*** DATA SUPPLIED ***

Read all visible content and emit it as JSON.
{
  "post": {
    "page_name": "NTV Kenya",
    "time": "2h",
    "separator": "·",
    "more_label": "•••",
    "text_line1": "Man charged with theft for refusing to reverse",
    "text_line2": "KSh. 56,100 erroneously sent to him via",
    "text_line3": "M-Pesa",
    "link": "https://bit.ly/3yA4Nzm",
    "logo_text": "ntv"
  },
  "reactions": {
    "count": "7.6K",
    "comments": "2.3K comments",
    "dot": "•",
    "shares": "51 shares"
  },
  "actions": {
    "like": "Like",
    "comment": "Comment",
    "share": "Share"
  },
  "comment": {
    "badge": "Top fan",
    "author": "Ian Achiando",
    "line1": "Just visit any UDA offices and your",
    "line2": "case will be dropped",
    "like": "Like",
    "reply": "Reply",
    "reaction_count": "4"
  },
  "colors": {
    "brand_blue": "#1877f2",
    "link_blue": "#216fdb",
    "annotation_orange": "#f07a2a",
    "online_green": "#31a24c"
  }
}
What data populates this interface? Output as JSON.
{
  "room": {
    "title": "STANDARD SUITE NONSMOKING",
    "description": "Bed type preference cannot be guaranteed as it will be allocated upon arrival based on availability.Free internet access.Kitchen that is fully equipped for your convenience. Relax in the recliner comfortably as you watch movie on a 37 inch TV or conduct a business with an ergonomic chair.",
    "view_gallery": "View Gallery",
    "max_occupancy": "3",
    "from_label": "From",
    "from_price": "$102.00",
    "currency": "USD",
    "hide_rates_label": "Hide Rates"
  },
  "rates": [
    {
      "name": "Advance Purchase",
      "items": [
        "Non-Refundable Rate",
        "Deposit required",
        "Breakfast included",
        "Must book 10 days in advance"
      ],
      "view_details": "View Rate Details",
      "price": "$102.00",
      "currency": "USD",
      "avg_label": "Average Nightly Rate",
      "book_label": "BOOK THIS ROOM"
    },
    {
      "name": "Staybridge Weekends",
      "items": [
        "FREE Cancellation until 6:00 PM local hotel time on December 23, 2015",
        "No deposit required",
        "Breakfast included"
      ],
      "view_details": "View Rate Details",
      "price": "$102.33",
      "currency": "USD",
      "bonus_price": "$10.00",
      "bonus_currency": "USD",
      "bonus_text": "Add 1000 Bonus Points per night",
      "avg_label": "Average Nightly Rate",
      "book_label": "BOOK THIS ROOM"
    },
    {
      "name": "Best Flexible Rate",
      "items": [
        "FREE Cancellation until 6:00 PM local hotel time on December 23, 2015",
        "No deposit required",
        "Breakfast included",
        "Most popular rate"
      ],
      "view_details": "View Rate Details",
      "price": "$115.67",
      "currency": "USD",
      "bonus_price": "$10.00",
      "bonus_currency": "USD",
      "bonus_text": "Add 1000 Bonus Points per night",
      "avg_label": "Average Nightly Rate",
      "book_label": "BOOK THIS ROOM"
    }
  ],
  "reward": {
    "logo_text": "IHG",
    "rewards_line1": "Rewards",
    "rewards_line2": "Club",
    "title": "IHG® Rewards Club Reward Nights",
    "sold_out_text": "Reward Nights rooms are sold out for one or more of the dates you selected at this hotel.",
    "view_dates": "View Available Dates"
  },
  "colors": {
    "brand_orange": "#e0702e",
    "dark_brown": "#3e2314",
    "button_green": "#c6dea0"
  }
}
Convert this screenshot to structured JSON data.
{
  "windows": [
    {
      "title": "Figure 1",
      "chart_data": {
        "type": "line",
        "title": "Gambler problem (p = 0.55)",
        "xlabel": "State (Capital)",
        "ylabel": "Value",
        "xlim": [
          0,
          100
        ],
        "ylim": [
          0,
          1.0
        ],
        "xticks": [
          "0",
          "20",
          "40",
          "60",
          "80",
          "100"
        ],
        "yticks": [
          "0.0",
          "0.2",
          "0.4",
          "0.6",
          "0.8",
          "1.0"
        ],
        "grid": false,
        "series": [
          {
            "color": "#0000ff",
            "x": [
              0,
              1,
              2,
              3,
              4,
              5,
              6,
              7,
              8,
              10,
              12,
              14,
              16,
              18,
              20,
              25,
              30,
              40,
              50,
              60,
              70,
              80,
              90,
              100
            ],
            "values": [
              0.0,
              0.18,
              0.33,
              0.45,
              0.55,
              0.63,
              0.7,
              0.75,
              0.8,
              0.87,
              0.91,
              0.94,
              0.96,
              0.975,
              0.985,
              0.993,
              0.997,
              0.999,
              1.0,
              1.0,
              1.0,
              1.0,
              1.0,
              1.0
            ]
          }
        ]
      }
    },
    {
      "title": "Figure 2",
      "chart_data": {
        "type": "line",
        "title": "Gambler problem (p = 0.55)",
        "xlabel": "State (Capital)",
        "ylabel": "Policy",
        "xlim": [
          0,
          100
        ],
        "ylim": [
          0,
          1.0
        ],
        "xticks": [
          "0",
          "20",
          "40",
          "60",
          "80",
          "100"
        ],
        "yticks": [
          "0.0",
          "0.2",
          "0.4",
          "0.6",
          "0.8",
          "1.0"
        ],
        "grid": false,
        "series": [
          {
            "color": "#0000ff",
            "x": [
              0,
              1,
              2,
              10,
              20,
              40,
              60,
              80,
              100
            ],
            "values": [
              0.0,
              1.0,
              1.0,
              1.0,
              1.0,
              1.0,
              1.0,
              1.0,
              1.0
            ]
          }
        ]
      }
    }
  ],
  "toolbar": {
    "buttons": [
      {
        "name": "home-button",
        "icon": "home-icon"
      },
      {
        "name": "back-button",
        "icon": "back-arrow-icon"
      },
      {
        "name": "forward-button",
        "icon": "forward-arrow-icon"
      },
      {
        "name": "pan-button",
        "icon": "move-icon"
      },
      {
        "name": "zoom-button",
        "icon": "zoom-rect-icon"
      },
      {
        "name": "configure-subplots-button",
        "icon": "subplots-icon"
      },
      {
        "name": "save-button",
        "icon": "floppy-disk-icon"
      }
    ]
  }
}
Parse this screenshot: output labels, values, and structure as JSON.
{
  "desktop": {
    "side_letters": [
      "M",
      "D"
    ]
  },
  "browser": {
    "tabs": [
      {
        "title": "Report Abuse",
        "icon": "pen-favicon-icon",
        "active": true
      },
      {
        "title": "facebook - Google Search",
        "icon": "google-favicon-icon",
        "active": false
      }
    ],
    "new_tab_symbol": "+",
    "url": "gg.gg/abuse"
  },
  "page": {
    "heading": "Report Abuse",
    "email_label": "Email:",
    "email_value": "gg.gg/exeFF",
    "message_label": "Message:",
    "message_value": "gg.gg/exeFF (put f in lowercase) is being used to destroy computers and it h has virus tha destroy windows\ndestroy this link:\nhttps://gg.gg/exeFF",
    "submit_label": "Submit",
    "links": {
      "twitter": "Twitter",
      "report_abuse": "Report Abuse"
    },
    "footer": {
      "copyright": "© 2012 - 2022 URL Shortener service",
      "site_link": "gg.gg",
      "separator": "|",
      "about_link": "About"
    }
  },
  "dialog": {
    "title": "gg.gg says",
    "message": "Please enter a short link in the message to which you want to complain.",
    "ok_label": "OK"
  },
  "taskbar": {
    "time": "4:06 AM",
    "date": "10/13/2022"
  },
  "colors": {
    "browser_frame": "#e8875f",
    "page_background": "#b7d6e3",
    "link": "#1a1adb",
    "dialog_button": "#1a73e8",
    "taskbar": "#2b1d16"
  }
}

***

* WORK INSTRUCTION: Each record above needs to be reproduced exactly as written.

* WRITTEN ANSWER:
Read all visible content and emit it as JSON.
{
  "post": {
    "page_name": "NTV Kenya",
    "time": "2h",
    "separator": "·",
    "more_label": "•••",
    "text_line1": "Man charged with theft for refusing to reverse",
    "text_line2": "KSh. 56,100 erroneously sent to him via",
    "text_line3": "M-Pesa",
    "link": "https://bit.ly/3yA4Nzm",
    "logo_text": "ntv"
  },
  "reactions": {
    "count": "7.6K",
    "comments": "2.3K comments",
    "dot": "•",
    "shares": "51 shares"
  },
  "actions": {
    "like": "Like",
    "comment": "Comment",
    "share": "Share"
  },
  "comment": {
    "badge": "Top fan",
    "author": "Ian Achiando",
    "line1": "Just visit any UDA offices and your",
    "line2": "case will be dropped",
    "like": "Like",
    "reply": "Reply",
    "reaction_count": "4"
  },
  "colors": {
    "brand_blue": "#1877f2",
    "link_blue": "#216fdb",
    "annotation_orange": "#f07a2a",
    "online_green": "#31a24c"
  }
}
What data populates this interface? Output as JSON.
{
  "room": {
    "title": "STANDARD SUITE NONSMOKING",
    "description": "Bed type preference cannot be guaranteed as it will be allocated upon arrival based on availability.Free internet access.Kitchen that is fully equipped for your convenience. Relax in the recliner comfortably as you watch movie on a 37 inch TV or conduct a business with an ergonomic chair.",
    "view_gallery": "View Gallery",
    "max_occupancy": "3",
    "from_label": "From",
    "from_price": "$102.00",
    "currency": "USD",
    "hide_rates_label": "Hide Rates"
  },
  "rates": [
    {
      "name": "Advance Purchase",
      "items": [
        "Non-Refundable Rate",
        "Deposit required",
        "Breakfast included",
        "Must book 10 days in advance"
      ],
      "view_details": "View Rate Details",
      "price": "$102.00",
      "currency": "USD",
      "avg_label": "Average Nightly Rate",
      "book_label": "BOOK THIS ROOM"
    },
    {
      "name": "Staybridge Weekends",
      "items": [
        "FREE Cancellation until 6:00 PM local hotel time on December 23, 2015",
        "No deposit required",
        "Breakfast included"
      ],
      "view_details": "View Rate Details",
      "price": "$102.33",
      "currency": "USD",
      "bonus_price": "$10.00",
      "bonus_currency": "USD",
      "bonus_text": "Add 1000 Bonus Points per night",
      "avg_label": "Average Nightly Rate",
      "book_label": "BOOK THIS ROOM"
    },
    {
      "name": "Best Flexible Rate",
      "items": [
        "FREE Cancellation until 6:00 PM local hotel time on December 23, 2015",
        "No deposit required",
        "Breakfast included",
        "Most popular rate"
      ],
      "view_details": "View Rate Details",
      "price": "$115.67",
      "currency": "USD",
      "bonus_price": "$10.00",
      "bonus_currency": "USD",
      "bonus_text": "Add 1000 Bonus Points per night",
      "avg_label": "Average Nightly Rate",
      "book_label": "BOOK THIS ROOM"
    }
  ],
  "reward": {
    "logo_text": "IHG",
    "rewards_line1": "Rewards",
    "rewards_line2": "Club",
    "title": "IHG® Rewards Club Reward Nights",
    "sold_out_text": "Reward Nights rooms are sold out for one or more of the dates you selected at this hotel.",
    "view_dates": "View Available Dates"
  },
  "colors": {
    "brand_orange": "#e0702e",
    "dark_brown": "#3e2314",
    "button_green": "#c6dea0"
  }
}
Convert this screenshot to structured JSON data.
{
  "windows": [
    {
      "title": "Figure 1",
      "chart_data": {
        "type": "line",
        "title": "Gambler problem (p = 0.55)",
        "xlabel": "State (Capital)",
        "ylabel": "Value",
        "xlim": [
          0,
          100
        ],
        "ylim": [
          0,
          1.0
        ],
        "xticks": [
          "0",
          "20",
          "40",
          "60",
          "80",
          "100"
        ],
        "yticks": [
          "0.0",
          "0.2",
          "0.4",
          "0.6",
          "0.8",
          "1.0"
        ],
        "grid": false,
        "series": [
          {
            "color": "#0000ff",
            "x": [
              0,
              1,
              2,
              3,
              4,
              5,
              6,
              7,
              8,
              10,
              12,
              14,
              16,
              18,
              20,
              25,
              30,
              40,
              50,
              60,
              70,
              80,
              90,
              100
            ],
            "values": [
              0.0,
              0.18,
              0.33,
              0.45,
              0.55,
              0.63,
              0.7,
              0.75,
              0.8,
              0.87,
              0.91,
              0.94,
              0.96,
              0.975,
              0.985,
              0.993,
              0.997,
              0.999,
              1.0,
              1.0,
              1.0,
              1.0,
              1.0,
              1.0
            ]
          }
        ]
      }
    },
    {
      "title": "Figure 2",
      "chart_data": {
        "type": "line",
        "title": "Gambler problem (p = 0.55)",
        "xlabel": "State (Capital)",
        "ylabel": "Policy",
        "xlim": [
          0,
          100
        ],
        "ylim": [
          0,
          1.0
        ],
        "xticks": [
          "0",
          "20",
          "40",
          "60",
          "80",
          "100"
        ],
        "yticks": [
          "0.0",
          "0.2",
          "0.4",
          "0.6",
          "0.8",
          "1.0"
        ],
        "grid": false,
        "series": [
          {
            "color": "#0000ff",
            "x": [
              0,
              1,
              2,
              10,
              20,
              40,
              60,
              80,
              100
            ],
            "values": [
              0.0,
              1.0,
              1.0,
              1.0,
              1.0,
              1.0,
              1.0,
              1.0,
              1.0
            ]
          }
        ]
      }
    }
  ],
  "toolbar": {
    "buttons": [
      {
        "name": "home-button",
        "icon": "home-icon"
      },
      {
        "name": "back-button",
        "icon": "back-arrow-icon"
      },
      {
        "name": "forward-button",
        "icon": "forward-arrow-icon"
      },
      {
        "name": "pan-button",
        "icon": "move-icon"
      },
      {
        "name": "zoom-button",
        "icon": "zoom-rect-icon"
      },
      {
        "name": "configure-subplots-button",
        "icon": "subplots-icon"
      },
      {
        "name": "save-button",
        "icon": "floppy-disk-icon"
      }
    ]
  }
}
Parse this screenshot: output labels, values, and structure as JSON.
{
  "desktop": {
    "side_letters": [
      "M",
      "D"
    ]
  },
  "browser": {
    "tabs": [
      {
        "title": "Report Abuse",
        "icon": "pen-favicon-icon",
        "active": true
      },
      {
        "title": "facebook - Google Search",
        "icon": "google-favicon-icon",
        "active": false
      }
    ],
    "new_tab_symbol": "+",
    "url": "gg.gg/abuse"
  },
  "page": {
    "heading": "Report Abuse",
    "email_label": "Email:",
    "email_value": "gg.gg/exeFF",
    "message_label": "Message:",
    "message_value": "gg.gg/exeFF (put f in lowercase) is being used to destroy computers and it h has virus tha destroy windows\ndestroy this link:\nhttps://gg.gg/exeFF",
    "submit_label": "Submit",
    "links": {
      "twitter": "Twitter",
      "report_abuse": "Report Abuse"
    },
    "footer": {
      "copyright": "© 2012 - 2022 URL Shortener service",
      "site_link": "gg.gg",
      "separator": "|",
      "about_link": "About"
    }
  },
  "dialog": {
    "title": "gg.gg says",
    "message": "Please enter a short link in the message to which you want to complain.",
    "ok_label": "OK"
  },
  "taskbar": {
    "time": "4:06 AM",
    "date": "10/13/2022"
  },
  "colors": {
    "browser_frame": "#e8875f",
    "page_background": "#b7d6e3",
    "link": "#1a1adb",
    "dialog_button": "#1a73e8",
    "taskbar": "#2b1d16"
  }
}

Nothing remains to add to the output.